In today’s market construction contracts can be very challenging in terms of the scope of works but equally in terms of risk management. Large amounts of cable are required for a range of applications, with various requirements for control, power supply and distribution. No two cables perform the same role, as specific materials are required for installations dependent on environmental conditions, and achieving a consistent mix of materials for the same cable products can sometimes be difficult.
Contracts will typically be vetted by your legal department in conjunction with those working for all the parties involved in the project. It is, however, not uncommon for the risk profile to sit with you, the contractor, but this depends based on the specific terms and conditions you may have agreed. It is certain your risk management strategy starts with sound practices including appropriate planning and preparation, expertise in execution and, of course robust health and safety procedures. Indemnity provisions will also typically feature within your contract or sub-contracts, which again serve to manage the risk. The costs of rectifying cable faults and the consequences of error can be hugely disproportionate to the sub-contract values, and this can pose a significant challenge should major faults arise, in a worst-case scenario.
Ensuring the products you specify and procure are to the highest levels of quality, safety and compliant with recognised industry standards is the first line of defence in terms of risk mitigation. Whilst any contracts must afford protection, prevention through the proper channels is far better than any cure.
The responsibility for ensuring quality cable is specified and installed does not simply fall to the electrical installer. As a contractor, you too are responsible for cable installation, and you could be found liable for any faults that occur. This could, in turn, have a negative impact on your business and may even result in the loss of key customers. While it is likely that your first concern when it comes to cables, is ensuring that they meet the relevant regulations and standards, simply specifying a cable that meets a recognised standard does not guarantee it will be suitable for the project or application. The materials may not be suitable for the conditions the cable will be installed into, which could result in the cable needing to be repaired or replaced shortly after installation.
The cost of buying cable is often a key consideration that makes specifying cheap cable tempting, but as with any item of importance, the cost of quality is almost always higher. Purchasing cheap cable that may not be compliant or suitable for application can create serious risks to health and safety. A further consideration in this decision can be the origin of the cable product.

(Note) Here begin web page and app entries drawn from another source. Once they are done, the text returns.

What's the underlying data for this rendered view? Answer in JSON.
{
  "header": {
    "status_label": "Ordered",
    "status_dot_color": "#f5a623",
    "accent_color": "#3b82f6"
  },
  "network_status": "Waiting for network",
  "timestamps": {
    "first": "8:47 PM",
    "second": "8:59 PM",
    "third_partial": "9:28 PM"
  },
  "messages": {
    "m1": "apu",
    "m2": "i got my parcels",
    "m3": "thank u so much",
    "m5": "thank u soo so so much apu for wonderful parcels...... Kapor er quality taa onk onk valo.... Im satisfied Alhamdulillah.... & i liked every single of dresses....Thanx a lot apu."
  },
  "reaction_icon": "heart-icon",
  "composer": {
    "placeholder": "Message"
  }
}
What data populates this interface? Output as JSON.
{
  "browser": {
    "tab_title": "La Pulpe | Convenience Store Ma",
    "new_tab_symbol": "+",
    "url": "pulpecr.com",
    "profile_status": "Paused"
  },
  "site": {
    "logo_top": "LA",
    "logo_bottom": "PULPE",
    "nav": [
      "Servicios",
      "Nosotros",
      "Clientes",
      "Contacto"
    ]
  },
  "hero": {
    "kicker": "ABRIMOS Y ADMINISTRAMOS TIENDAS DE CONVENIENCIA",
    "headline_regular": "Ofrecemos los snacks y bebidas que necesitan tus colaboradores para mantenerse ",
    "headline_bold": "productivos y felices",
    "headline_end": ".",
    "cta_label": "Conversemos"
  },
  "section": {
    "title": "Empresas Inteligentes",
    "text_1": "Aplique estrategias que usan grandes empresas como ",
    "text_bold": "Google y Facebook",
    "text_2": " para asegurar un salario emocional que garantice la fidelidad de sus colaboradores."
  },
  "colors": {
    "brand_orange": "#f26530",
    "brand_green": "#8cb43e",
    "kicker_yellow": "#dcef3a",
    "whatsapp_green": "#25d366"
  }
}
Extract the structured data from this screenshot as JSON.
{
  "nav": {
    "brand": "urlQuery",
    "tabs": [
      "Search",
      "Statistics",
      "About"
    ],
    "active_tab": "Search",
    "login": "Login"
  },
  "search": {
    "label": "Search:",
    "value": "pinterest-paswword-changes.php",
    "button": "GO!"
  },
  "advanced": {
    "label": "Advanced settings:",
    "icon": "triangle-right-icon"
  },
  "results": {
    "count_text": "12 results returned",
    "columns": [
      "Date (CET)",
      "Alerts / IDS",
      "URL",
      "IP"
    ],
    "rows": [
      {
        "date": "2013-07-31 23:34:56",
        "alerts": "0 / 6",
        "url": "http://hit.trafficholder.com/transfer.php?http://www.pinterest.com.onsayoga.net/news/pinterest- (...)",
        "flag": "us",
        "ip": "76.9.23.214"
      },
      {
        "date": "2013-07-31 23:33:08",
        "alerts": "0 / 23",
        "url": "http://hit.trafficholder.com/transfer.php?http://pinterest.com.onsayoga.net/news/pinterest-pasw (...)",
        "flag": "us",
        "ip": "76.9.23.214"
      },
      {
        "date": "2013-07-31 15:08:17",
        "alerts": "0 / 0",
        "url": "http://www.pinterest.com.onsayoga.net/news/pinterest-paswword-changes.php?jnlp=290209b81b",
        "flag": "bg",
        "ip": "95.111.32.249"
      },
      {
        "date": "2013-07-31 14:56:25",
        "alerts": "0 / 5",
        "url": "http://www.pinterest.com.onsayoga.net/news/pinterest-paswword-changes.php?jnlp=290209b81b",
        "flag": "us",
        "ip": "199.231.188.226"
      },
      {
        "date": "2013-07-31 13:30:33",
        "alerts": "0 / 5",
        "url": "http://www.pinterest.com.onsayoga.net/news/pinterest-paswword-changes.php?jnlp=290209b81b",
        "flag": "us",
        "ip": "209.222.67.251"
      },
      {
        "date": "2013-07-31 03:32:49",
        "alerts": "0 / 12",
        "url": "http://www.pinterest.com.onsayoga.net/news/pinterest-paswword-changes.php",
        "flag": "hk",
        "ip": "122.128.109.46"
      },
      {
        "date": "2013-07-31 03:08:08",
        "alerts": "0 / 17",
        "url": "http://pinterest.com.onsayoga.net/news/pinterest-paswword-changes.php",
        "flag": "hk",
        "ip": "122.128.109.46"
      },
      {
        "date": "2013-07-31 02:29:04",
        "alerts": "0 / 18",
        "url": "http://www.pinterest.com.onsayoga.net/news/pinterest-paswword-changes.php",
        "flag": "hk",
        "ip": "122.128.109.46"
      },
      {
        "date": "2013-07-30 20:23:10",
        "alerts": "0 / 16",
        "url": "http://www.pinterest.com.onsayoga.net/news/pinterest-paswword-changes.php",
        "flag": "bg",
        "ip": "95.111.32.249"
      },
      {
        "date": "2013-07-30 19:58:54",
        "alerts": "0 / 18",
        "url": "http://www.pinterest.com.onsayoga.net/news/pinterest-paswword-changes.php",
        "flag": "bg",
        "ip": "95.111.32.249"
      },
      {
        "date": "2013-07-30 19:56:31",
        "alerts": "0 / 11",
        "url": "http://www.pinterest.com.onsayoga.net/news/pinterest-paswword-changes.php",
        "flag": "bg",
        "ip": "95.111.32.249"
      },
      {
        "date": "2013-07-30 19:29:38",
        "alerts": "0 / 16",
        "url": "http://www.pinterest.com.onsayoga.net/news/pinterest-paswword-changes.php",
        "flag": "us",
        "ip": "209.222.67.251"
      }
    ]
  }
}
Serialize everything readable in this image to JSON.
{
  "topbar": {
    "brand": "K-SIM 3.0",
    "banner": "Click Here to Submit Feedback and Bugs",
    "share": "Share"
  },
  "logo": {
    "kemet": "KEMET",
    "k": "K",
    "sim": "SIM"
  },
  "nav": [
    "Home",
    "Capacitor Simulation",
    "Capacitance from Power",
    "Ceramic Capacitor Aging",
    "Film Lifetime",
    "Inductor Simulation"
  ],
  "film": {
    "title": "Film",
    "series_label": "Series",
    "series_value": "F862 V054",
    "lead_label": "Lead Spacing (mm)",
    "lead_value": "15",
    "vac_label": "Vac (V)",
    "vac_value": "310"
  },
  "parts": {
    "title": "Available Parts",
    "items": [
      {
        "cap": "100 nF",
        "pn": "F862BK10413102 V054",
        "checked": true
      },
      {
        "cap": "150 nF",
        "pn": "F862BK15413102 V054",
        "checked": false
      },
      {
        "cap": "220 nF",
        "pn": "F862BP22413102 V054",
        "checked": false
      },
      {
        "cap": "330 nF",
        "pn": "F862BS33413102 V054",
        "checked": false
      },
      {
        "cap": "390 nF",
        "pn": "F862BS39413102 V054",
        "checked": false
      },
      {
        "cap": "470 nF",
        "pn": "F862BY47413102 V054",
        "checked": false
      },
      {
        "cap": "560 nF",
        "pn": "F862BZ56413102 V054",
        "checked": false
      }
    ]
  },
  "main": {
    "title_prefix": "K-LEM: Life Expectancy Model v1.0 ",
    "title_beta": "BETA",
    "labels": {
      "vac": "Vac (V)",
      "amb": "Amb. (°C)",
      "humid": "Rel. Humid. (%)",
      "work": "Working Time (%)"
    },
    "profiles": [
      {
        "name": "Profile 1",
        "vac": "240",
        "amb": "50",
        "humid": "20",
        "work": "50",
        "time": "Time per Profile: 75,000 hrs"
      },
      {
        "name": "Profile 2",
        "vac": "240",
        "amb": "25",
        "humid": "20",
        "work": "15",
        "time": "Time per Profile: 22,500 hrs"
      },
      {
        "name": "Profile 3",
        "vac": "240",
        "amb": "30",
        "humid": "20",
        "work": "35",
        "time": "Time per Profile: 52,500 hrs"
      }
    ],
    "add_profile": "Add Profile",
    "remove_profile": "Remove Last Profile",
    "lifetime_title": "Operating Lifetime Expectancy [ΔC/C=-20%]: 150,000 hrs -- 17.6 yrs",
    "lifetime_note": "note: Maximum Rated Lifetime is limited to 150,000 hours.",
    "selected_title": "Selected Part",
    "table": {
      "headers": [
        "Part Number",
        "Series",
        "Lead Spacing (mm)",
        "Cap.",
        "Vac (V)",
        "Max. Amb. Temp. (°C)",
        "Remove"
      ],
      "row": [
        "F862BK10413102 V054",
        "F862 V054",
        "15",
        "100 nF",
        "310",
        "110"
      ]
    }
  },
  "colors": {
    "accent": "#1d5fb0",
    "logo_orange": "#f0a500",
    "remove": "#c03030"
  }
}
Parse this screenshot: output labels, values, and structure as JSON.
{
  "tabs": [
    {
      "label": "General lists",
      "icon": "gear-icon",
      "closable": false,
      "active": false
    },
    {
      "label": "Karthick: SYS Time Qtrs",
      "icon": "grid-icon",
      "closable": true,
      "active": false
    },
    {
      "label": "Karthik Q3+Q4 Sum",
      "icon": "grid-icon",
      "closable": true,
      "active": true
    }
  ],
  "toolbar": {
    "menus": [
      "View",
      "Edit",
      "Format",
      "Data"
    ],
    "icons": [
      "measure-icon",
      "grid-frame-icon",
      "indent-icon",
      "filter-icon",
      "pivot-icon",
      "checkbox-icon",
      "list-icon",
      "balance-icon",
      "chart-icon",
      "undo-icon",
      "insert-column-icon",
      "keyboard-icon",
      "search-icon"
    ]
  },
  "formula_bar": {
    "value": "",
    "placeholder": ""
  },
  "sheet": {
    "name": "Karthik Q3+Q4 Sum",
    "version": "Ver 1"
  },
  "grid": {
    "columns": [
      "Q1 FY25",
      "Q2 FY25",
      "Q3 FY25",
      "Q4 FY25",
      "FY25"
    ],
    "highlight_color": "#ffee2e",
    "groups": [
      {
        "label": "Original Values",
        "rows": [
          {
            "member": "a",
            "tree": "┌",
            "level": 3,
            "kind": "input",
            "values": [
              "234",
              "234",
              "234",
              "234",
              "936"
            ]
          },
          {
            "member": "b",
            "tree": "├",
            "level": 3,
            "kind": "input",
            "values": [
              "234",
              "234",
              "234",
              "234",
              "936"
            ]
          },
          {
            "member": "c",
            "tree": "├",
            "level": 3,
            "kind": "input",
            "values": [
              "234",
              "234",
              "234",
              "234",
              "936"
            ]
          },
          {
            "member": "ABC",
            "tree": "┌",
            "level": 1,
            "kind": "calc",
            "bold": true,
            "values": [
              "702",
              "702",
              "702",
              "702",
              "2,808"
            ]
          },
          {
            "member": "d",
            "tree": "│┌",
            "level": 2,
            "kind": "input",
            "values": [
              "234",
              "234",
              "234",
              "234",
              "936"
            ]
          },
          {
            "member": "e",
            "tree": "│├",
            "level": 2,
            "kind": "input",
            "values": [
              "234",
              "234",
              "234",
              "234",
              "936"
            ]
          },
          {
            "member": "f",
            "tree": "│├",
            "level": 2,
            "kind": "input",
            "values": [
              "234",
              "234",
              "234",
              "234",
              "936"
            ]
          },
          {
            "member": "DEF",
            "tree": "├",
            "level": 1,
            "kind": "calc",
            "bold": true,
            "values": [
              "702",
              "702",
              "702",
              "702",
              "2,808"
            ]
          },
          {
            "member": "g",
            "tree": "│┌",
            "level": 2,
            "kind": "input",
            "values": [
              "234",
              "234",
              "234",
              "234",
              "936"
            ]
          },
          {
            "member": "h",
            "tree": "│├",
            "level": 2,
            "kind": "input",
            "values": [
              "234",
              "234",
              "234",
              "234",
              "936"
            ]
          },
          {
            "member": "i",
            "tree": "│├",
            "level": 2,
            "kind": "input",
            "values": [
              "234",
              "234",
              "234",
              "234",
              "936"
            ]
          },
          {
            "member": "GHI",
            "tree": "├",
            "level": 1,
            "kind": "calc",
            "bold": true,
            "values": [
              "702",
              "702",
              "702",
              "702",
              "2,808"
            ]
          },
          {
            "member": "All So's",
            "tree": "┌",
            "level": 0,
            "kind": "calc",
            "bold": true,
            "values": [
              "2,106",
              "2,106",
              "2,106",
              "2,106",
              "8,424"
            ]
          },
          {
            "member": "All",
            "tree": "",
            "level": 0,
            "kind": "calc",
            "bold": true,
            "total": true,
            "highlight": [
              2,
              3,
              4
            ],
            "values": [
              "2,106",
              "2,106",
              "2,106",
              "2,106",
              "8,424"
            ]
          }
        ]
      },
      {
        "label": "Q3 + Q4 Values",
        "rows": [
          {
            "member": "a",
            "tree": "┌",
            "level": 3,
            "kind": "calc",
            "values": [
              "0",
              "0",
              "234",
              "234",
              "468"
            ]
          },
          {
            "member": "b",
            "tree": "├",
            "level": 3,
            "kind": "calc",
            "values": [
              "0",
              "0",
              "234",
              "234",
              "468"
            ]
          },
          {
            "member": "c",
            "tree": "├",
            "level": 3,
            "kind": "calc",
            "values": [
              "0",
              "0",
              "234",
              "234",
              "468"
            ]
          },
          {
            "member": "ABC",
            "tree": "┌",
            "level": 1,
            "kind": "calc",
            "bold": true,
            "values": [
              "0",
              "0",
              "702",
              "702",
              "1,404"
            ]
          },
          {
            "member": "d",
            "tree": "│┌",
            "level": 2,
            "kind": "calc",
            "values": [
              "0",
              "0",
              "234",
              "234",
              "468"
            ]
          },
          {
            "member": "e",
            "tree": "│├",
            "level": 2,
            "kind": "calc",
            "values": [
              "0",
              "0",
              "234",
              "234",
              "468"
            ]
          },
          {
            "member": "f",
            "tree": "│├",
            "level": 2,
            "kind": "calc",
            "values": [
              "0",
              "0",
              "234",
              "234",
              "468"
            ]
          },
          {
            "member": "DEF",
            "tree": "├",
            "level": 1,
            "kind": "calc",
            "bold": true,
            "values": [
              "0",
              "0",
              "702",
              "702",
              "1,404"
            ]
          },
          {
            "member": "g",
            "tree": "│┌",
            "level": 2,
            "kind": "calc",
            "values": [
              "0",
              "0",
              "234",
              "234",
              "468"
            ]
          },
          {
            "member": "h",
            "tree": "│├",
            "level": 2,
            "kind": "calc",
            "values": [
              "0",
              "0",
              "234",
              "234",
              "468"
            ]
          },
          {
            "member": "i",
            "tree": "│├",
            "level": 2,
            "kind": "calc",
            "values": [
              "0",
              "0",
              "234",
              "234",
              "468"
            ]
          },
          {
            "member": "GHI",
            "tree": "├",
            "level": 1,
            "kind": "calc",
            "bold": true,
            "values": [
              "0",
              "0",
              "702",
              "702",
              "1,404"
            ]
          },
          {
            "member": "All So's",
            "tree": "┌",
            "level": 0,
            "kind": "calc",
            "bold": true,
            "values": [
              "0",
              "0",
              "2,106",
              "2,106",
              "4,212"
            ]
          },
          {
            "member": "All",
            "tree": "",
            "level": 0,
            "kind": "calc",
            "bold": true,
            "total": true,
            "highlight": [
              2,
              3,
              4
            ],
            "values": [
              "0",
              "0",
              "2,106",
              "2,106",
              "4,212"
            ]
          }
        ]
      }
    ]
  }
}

A defect in a non-approved product is most likely to become evident during the installation or worse still, during commissioning or operation. Failures in cable can come in a range of guises, however sheath damage is probably the most common and this type of damage can occur during the manufacturing processes of spooling and un-spooling. Other cause of failure could be related to mechanical damage, which is associated with movement of product, and, of course, faults within manufacturing or specification which can, in worst cases, render the product unusable. There are several obstacles involved in accessing and recovering a failed cable, that has already been installed, which is a far more onerous process than planning the original installation. These obstacles can include things like, having to break or drill into concrete footings under which a problematic cable could be laid or having to access high ceilings or confined wall spaces as just a few examples.
Rectifying these sorts of issues can cost many times the value of the original purchase and installation in terms of the direct cost of gaining access alone.
Cable faults commonly arise from the use of poor-quality materials, right at the start of manufacturing process. These problems may not be detected, until it is too late, if at the product testing stages only specific characteristics are assessed.